**Recorded data:**
========================

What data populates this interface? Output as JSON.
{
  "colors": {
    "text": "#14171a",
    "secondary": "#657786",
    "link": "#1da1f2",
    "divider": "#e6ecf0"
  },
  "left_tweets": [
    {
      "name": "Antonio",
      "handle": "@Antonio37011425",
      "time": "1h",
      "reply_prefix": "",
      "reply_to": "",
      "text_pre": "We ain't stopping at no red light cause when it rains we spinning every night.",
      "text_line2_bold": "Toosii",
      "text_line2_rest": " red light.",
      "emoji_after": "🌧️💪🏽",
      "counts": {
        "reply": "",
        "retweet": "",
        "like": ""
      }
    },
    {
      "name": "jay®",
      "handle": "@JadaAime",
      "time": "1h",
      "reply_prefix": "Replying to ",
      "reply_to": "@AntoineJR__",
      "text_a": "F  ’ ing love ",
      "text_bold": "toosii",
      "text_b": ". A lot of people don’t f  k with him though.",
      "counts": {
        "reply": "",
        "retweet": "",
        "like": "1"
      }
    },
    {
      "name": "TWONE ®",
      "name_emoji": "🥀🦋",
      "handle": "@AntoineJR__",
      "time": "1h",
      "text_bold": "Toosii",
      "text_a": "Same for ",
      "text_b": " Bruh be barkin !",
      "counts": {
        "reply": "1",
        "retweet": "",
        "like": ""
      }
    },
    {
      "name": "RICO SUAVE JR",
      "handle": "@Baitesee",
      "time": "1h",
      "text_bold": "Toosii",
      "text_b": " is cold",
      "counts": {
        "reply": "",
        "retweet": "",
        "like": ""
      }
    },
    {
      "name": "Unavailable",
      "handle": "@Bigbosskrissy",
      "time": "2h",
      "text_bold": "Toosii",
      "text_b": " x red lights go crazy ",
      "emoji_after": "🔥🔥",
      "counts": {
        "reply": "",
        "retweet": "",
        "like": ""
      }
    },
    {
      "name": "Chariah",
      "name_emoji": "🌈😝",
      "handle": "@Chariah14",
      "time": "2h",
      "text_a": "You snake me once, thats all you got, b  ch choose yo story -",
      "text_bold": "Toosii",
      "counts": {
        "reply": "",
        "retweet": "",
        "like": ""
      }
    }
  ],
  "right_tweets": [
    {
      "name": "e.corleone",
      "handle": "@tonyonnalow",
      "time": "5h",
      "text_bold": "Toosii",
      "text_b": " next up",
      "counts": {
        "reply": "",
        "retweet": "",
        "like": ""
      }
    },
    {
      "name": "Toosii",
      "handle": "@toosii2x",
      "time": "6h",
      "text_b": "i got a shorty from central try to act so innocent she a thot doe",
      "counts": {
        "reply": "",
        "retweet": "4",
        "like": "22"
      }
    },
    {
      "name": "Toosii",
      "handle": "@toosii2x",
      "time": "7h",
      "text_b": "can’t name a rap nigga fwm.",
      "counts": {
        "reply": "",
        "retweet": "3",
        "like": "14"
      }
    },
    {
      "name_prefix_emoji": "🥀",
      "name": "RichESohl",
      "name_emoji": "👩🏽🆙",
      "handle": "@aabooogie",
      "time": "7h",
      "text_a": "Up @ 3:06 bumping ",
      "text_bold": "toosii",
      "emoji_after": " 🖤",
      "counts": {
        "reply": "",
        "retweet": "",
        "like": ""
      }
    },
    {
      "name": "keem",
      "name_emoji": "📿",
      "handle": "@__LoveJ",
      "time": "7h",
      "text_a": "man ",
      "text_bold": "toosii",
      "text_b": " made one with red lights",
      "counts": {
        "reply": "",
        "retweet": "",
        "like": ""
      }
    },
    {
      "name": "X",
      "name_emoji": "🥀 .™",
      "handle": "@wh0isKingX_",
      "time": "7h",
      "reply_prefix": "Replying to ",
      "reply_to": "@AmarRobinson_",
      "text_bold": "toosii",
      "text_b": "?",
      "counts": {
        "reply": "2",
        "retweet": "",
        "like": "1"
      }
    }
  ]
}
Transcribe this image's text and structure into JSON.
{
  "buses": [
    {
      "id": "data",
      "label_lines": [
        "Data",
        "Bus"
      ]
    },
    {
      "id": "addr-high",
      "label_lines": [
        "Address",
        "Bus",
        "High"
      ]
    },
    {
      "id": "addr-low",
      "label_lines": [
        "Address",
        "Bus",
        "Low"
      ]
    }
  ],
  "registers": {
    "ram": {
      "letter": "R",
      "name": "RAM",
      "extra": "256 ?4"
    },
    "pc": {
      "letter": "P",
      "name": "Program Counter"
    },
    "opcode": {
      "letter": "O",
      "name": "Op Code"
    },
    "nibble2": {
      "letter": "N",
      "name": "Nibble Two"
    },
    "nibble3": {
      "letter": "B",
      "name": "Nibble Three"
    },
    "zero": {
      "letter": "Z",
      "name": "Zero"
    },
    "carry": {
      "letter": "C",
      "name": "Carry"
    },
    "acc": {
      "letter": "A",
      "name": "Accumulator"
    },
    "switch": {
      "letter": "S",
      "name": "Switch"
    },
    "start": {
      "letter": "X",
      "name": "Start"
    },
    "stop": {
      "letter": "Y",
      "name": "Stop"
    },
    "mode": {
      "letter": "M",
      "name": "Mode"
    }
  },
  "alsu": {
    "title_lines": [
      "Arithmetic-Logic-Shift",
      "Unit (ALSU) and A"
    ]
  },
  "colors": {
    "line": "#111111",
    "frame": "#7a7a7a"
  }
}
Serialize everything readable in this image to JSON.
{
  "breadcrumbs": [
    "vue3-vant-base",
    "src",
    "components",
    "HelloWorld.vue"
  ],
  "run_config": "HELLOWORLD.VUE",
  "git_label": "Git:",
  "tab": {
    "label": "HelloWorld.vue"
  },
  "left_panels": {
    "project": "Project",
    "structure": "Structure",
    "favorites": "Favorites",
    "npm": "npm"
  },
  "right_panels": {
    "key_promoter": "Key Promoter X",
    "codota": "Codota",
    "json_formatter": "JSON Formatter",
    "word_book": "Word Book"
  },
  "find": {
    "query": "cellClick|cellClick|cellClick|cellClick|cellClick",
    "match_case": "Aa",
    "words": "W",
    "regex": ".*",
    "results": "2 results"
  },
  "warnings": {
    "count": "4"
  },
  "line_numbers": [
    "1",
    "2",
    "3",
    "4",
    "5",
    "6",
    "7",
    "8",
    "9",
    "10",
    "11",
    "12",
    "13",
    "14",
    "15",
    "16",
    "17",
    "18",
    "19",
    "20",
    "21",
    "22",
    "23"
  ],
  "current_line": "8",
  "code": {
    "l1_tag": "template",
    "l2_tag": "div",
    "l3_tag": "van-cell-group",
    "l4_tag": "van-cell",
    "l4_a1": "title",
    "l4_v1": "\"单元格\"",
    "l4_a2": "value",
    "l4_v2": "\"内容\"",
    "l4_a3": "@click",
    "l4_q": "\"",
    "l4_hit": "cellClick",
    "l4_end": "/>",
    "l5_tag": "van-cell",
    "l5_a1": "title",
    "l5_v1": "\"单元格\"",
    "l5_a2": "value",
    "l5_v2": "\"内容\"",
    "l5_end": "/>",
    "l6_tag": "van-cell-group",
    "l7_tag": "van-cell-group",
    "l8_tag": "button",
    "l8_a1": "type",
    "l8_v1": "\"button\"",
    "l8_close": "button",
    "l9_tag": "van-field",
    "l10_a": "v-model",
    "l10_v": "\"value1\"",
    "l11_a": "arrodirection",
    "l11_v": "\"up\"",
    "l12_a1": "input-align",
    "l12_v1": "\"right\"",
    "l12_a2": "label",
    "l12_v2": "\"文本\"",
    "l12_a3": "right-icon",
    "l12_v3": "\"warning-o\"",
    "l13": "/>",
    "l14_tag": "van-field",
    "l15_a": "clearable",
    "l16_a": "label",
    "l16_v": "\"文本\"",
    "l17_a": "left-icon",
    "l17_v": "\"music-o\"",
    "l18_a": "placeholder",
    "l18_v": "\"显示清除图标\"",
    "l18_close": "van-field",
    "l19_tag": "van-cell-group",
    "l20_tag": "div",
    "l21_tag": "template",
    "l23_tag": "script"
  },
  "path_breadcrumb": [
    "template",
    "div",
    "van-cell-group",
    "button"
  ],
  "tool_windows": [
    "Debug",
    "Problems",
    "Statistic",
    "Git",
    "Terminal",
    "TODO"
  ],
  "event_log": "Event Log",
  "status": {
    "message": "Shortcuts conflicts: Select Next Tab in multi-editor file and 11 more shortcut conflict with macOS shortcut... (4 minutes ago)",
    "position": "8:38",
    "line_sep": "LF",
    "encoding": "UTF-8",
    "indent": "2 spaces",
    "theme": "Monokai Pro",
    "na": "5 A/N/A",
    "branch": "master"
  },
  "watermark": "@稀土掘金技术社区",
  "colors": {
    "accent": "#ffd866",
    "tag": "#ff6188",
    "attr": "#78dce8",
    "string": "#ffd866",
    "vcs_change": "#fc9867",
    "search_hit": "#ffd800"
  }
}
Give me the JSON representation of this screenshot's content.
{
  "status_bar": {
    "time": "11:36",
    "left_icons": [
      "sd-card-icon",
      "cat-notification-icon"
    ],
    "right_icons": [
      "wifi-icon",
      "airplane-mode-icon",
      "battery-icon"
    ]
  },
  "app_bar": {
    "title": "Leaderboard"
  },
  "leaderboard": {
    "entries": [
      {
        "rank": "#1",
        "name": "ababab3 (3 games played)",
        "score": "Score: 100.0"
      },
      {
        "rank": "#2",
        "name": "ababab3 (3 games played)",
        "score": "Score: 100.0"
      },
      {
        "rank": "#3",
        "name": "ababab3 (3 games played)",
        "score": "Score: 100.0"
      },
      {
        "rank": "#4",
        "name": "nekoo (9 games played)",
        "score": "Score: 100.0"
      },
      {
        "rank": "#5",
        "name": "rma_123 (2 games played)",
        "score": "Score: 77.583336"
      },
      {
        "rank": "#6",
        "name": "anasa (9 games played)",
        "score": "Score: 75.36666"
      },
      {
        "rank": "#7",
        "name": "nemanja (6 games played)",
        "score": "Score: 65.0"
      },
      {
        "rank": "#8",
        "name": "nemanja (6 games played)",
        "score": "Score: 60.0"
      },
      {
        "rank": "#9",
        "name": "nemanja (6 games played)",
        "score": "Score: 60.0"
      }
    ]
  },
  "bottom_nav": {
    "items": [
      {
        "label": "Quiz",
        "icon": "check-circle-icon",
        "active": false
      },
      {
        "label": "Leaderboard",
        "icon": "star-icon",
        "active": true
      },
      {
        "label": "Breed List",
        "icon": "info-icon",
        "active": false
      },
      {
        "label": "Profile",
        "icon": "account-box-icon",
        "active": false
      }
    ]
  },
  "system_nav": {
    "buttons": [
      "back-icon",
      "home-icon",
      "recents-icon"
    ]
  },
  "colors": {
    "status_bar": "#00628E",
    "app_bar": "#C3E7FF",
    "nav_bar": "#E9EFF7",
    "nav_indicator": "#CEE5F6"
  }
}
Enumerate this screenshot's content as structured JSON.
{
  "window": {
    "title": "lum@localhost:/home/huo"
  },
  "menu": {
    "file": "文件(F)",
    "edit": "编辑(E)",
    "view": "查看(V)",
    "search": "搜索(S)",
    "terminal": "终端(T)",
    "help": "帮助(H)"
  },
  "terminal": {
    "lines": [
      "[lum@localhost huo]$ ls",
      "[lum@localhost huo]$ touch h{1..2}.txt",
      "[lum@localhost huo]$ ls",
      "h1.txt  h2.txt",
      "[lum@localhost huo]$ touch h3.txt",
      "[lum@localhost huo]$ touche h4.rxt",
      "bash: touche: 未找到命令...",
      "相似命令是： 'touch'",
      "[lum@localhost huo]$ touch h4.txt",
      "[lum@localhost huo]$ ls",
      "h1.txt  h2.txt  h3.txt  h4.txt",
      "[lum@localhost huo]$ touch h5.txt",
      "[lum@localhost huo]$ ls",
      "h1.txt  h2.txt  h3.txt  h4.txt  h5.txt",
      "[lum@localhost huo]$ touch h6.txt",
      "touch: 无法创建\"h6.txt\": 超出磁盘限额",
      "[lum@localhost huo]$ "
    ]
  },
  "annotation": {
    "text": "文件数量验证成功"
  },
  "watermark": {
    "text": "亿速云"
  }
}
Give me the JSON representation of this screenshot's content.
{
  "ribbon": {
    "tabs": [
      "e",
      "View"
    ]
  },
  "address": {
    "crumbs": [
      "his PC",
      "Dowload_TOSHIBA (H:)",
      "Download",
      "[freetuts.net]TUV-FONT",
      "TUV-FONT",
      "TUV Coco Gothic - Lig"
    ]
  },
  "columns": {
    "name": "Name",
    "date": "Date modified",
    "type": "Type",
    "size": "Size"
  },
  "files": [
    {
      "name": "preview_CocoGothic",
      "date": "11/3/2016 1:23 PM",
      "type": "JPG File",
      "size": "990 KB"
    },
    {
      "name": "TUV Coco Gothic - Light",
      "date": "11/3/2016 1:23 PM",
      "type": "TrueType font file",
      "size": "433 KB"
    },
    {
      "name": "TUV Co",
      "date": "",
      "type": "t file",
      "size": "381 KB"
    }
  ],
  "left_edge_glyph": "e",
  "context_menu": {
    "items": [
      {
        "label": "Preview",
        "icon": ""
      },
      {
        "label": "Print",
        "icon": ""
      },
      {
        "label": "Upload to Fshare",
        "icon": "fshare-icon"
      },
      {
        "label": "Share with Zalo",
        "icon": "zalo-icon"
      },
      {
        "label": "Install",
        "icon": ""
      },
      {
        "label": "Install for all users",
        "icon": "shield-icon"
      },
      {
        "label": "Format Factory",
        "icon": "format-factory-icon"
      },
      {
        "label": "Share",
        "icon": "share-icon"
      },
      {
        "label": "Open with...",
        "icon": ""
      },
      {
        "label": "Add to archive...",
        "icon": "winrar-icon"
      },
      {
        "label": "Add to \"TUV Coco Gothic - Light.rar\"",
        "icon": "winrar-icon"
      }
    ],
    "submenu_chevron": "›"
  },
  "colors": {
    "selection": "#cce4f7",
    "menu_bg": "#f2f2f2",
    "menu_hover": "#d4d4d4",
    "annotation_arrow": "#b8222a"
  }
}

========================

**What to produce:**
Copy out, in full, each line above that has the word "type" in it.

**Solution for this exercise:**
    "l8_a1": "type",
    "type": "Type",
      "type": "JPG File",
      "type": "TrueType font file",
      "type": "t file",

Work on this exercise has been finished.